Arthur Salzer and his Northland Wealth Management team are always intent on leading the way. It’s why, over the past two years, they’ve spent a total of 3,000 hours doing a deep dive into Bitcoin to see whether the asset class could add value to their family’s portfolios.
This approach also explains, in part, why the firm is no stranger to awards, picking up its latest at the Wealth Professional virtual event where it won the Franklin Templeton Award for Advisory Team of the Year (10 staff or more).
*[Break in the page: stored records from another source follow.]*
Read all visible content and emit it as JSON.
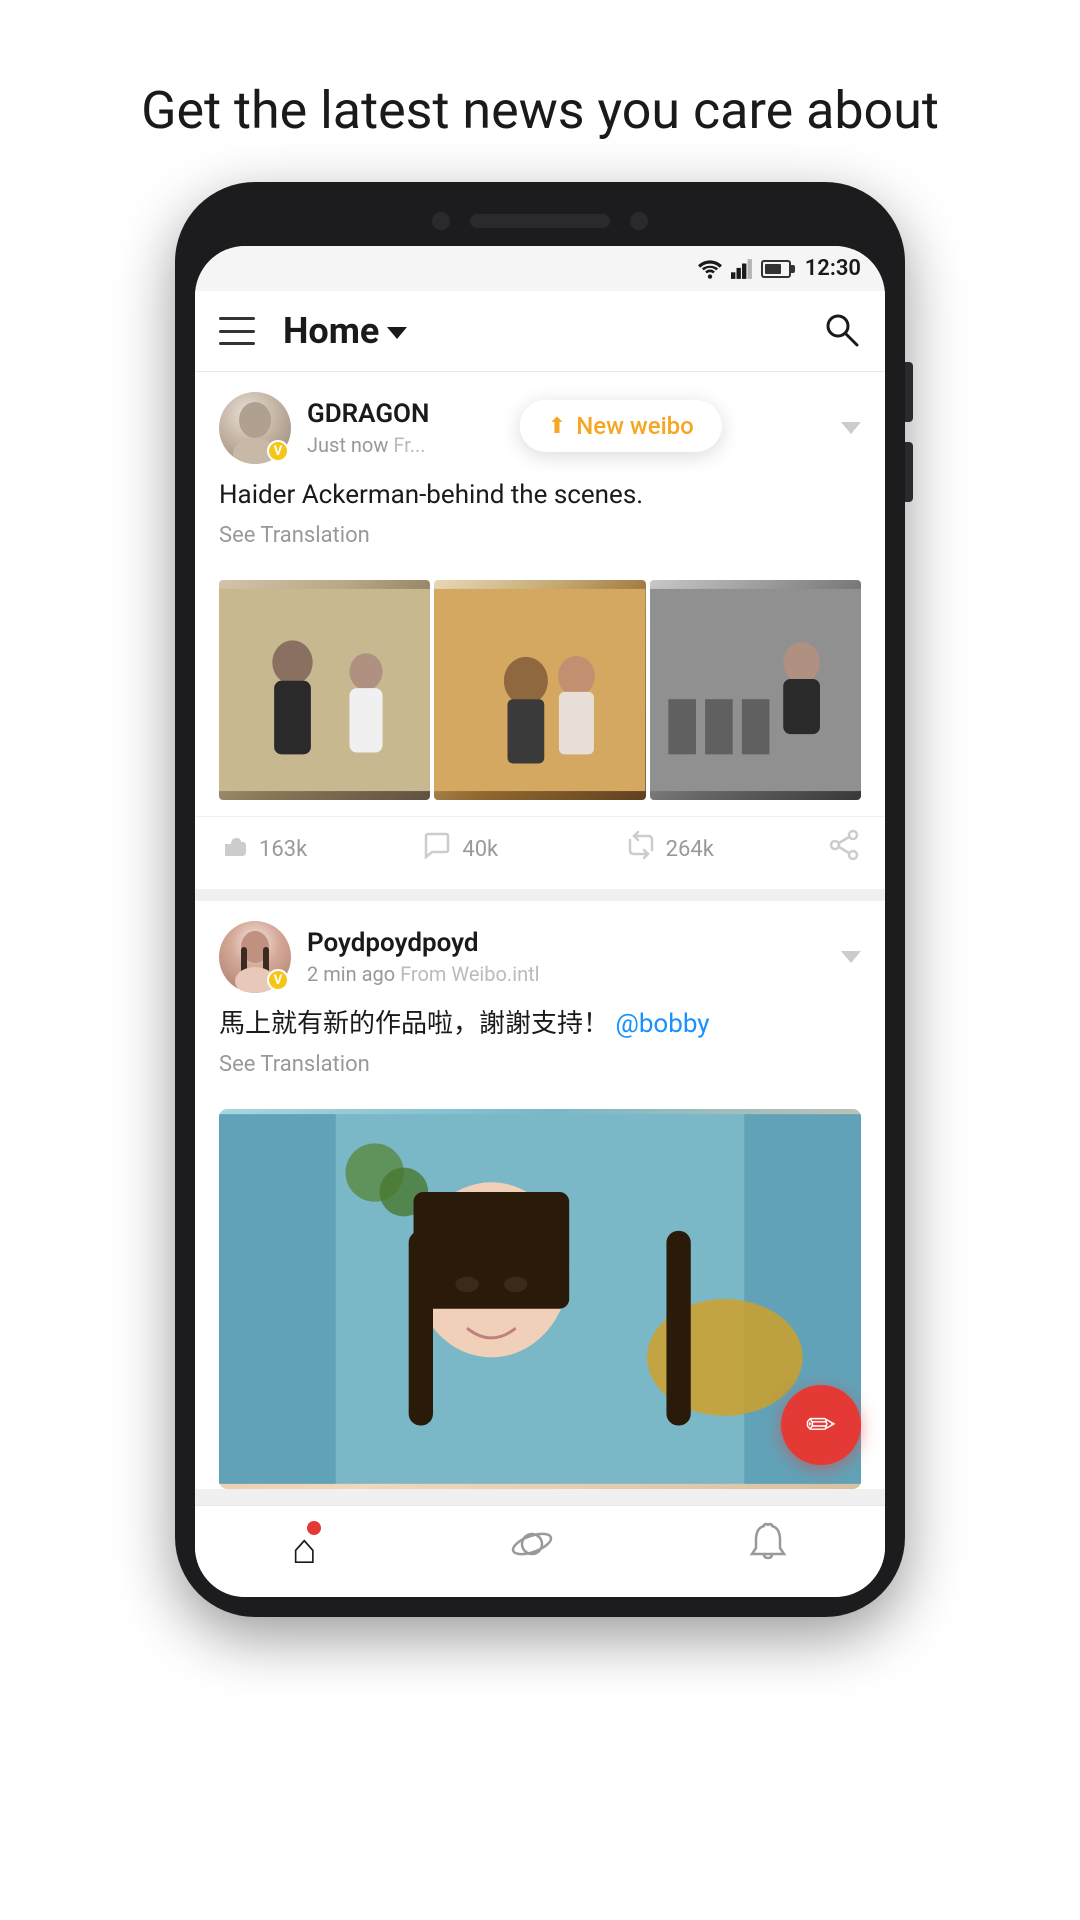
{
  "page": {
    "headline": "Get the latest news you care about"
  },
  "status_bar": {
    "time": "12:30"
  },
  "header": {
    "title": "Home",
    "menu_label": "menu",
    "search_label": "search"
  },
  "posts": [
    {
      "id": "post1",
      "username": "GDRAGON",
      "time": "Just now",
      "source": "Fr...",
      "text": "Haider Ackerman-behind the scenes.",
      "see_translation": "See Translation",
      "likes": "163k",
      "comments": "40k",
      "reposts": "264k",
      "verified": "V",
      "tooltip": "New weibo"
    },
    {
      "id": "post2",
      "username": "Poydpoydpoyd",
      "time": "2 min ago",
      "source": "From Weibo.intl",
      "text": "馬上就有新的作品啦，謝謝支持！",
      "mention": "@bobby",
      "see_translation": "See Translation",
      "verified": "V"
    }
  ],
  "bottom_nav": {
    "home_label": "home",
    "discover_label": "discover",
    "notifications_label": "notifications"
  },
  "fab": {
    "icon": "edit"
  }
}
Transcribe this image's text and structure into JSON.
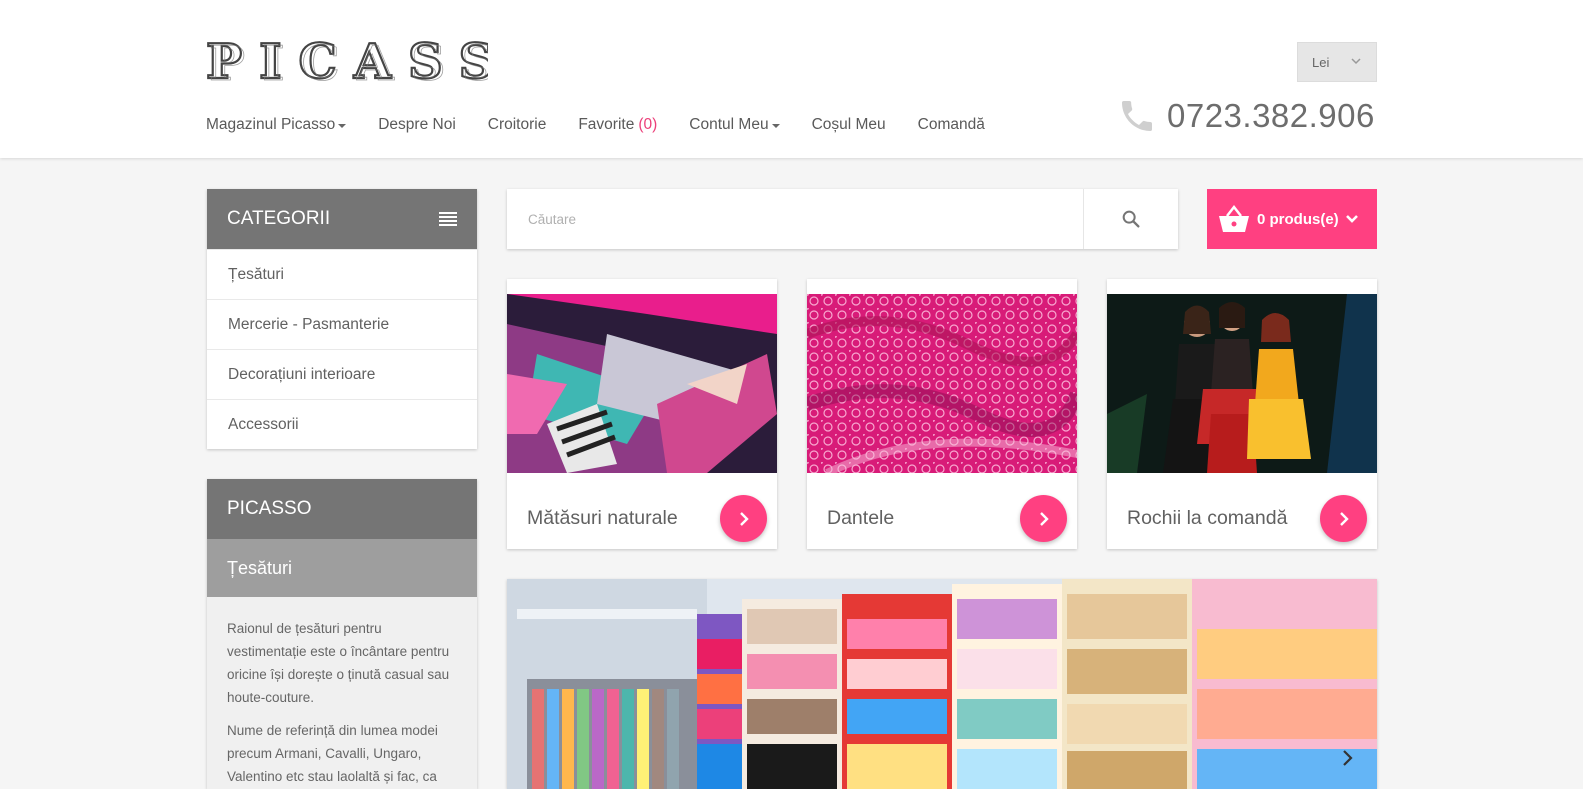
{
  "brand": {
    "logo_text": "PICASSO"
  },
  "header": {
    "currency": "Lei",
    "phone": "0723.382.906",
    "nav": [
      {
        "label": "Magazinul Picasso",
        "dropdown": true
      },
      {
        "label": "Despre Noi"
      },
      {
        "label": "Croitorie"
      },
      {
        "label": "Favorite",
        "count": "(0)"
      },
      {
        "label": "Contul Meu",
        "dropdown": true
      },
      {
        "label": "Coșul Meu"
      },
      {
        "label": "Comandă"
      }
    ]
  },
  "sidebar": {
    "categories_title": "CATEGORII",
    "categories": [
      "Țesături",
      "Mercerie - Pasmanterie",
      "Decorațiuni interioare",
      "Accessorii"
    ],
    "info_title": "PICASSO",
    "info_subtitle": "Țesături",
    "info_paragraphs": [
      "Raionul de țesături pentru vestimentație este o încântare pentru oricine își dorește o ținută casual sau houte-couture.",
      "Nume de referință din lumea modei precum Armani, Cavalli, Ungaro, Valentino etc stau laolaltă și fac, ca"
    ]
  },
  "search": {
    "placeholder": "Căutare"
  },
  "cart": {
    "label": "0 produs(e)"
  },
  "cards": [
    {
      "title": "Mătăsuri naturale",
      "image": "printed-silk-fabric"
    },
    {
      "title": "Dantele",
      "image": "pink-lace-fabric"
    },
    {
      "title": "Rochii la comandă",
      "image": "three-women-in-dresses"
    }
  ],
  "banner": {
    "image": "fabric-rolls-store"
  },
  "colors": {
    "accent": "#ff4081",
    "panel": "#757575",
    "panel_light": "#9e9e9e",
    "bg": "#f5f5f5"
  },
  "icons": [
    "chevron-down-icon",
    "phone-icon",
    "menu-list-icon",
    "search-icon",
    "basket-icon",
    "arrow-right-icon"
  ]
}
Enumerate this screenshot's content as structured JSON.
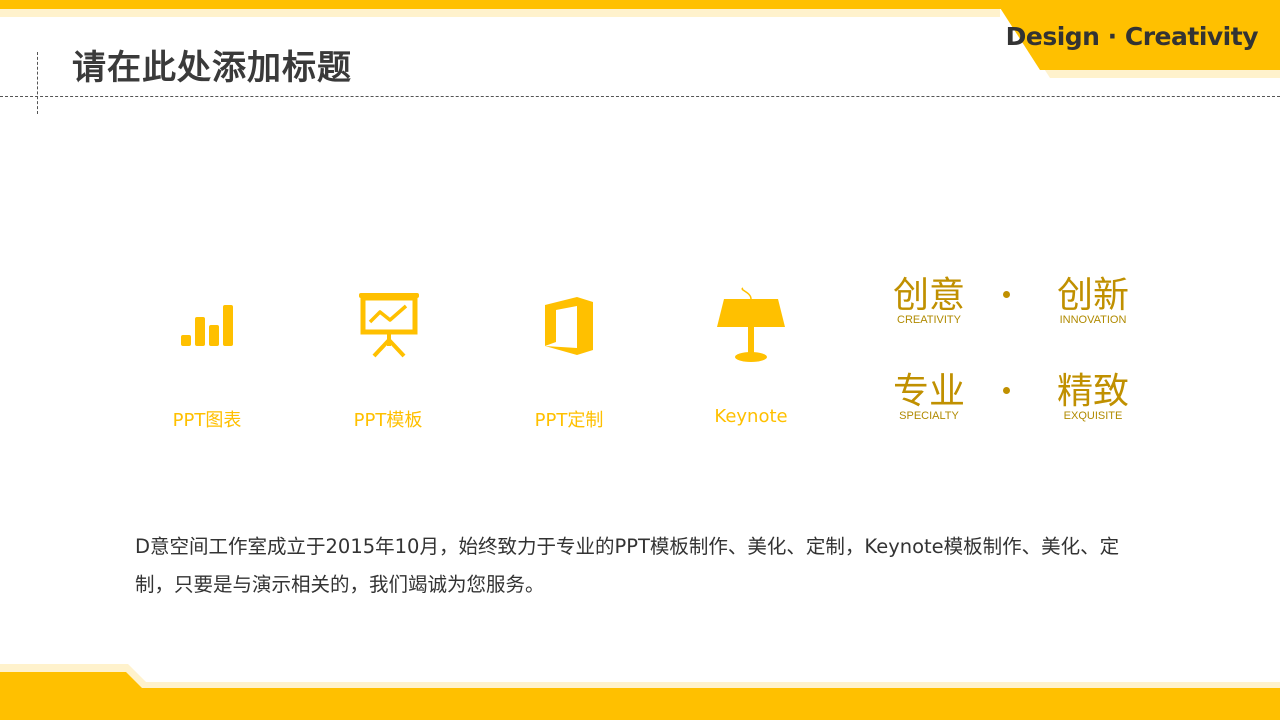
{
  "header": {
    "title": "请在此处添加标题",
    "tagline": "Design · Creativity"
  },
  "colors": {
    "accent": "#FFC000",
    "accent_light": "#FFF2CC",
    "keyword": "#C09000",
    "text": "#333333"
  },
  "services": [
    {
      "icon": "bar-chart-icon",
      "label": "PPT图表"
    },
    {
      "icon": "presentation-board-icon",
      "label": "PPT模板"
    },
    {
      "icon": "office-logo-icon",
      "label": "PPT定制"
    },
    {
      "icon": "keynote-podium-icon",
      "label": "Keynote"
    }
  ],
  "keywords": [
    {
      "zh": "创意",
      "en": "CREATIVITY"
    },
    {
      "zh": "创新",
      "en": "INNOVATION"
    },
    {
      "zh": "专业",
      "en": "SPECIALTY"
    },
    {
      "zh": "精致",
      "en": "EXQUISITE"
    }
  ],
  "description": "D意空间工作室成立于2015年10月，始终致力于专业的PPT模板制作、美化、定制，Keynote模板制作、美化、定制，只要是与演示相关的，我们竭诚为您服务。"
}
Salzer, CEO and CIO, said the company, which has a client base of around 100 families and a staff of 14, takes awards seriously. And while he stressed that winning doesn’t necessarily mean you are the best, he’s proud of constantly being recognized for “bringing a triple-A solution" to his families.
He added: “This award recognizes everything that everyone does. We have five Chartered Financial Analysts in house, we have people with the CIM designations in house, we have a trust and estate practitioner in house, we have two JDs of law and we have two family enterprise advisors. Our typical family facing professional has more than two and a half decades of experience.
“It's really about the entire firm of very talented professionals looking after our families. It’s a made-to-measure approach and it’s a great honour to be recognized for it.”
The firm is entering its 10th year and has clients coast to coast in Canada, Europe, Caribbean and Latin America, so Skype calls were a business staple long before COVID-19. They are in the process of setting up an office in Florida to build on its impressive traction south of the border.
The detailed analysis of Bitcoin marked another step forward. Derided in some quarters for its volatile get-rich-quick reputation, Salzer and his team spoke to every institution that was “putting the plumbing together” for the onboarding of assets, from the heads of Fidelity Digital and Mike Novogratz to advisors for George Soros and Bill Miller.
Salzer said: “Some of our families had reservations about us going into this asset class, but we're up 100% on it already. Our target exposure is probably closer to 5% but we understand how the cycle works and know when to get in and when to get out. It’s adding tons and tons of alpha to our family's portfolio – we’re trying to keep them wealthy.”
With an 80 vol, compared to the S&P 500’s 16, it’s obviously a volatile asset class and requires disciplined rebalancing. Salzer explained it’s also an asset where you might sit at zero exposure for 12 to 18 months. He added: “We’re currently higher because we think we're in the sweet spot of the cycle and probably have another 12 months to go before we will see a blow off top. [We’re in] the asset when the price goes vertical, but we’ll not be around much after that.”
Salzer is a big believer in the new 60-40 – which means 60% public market (inexpensive ETFs is his preferred route) and 40% in alternatives, especially in the private space. Across the firm, Northland had a drawdown of less than 7% in March and they’ve recovered “very nicely”, with some families now in high double digits.
He said: “To be able to go through that kind of debacle and have families coming out the other side in much better shape than they went in, it’s really important to us. We are doing the right things.”
Many of the families do have concerns, however, about the economic reset that’s expected once the vaccine becomes widely available. They’re concerned about a reduction in freedom and have enough capital to hedge against Canada and move assets out of the country.
Salzer is troubled by the government’s recovery spending relative to GDP, which is one of the highest in the world, and said it refuses to be held to account for the decisions they are making.
“There is a complete lack of transparency and we've never seen that before from any political party until now. That's a big risk – when you have a government that just says we make the rules and we're not beholden to our citizens because we know what's best for you. Government should work for Canadians, Canadians should not work for the government. I think some of the wiser families will be diversifying away from Canada as a location to hold assets.”
From a market standpoint, the portfolio manager expects a degree of normality to return, although doubts whether we’ll get back to where we were in January 2020 for quite some time. He does, though, expect a strong bounce economically in 2021.
He added: “We're fairly optimistic with regards to the markets and returns, and we're all very excited to be able to have a cross-border offering for Canadian families and, soon, for American families as well.”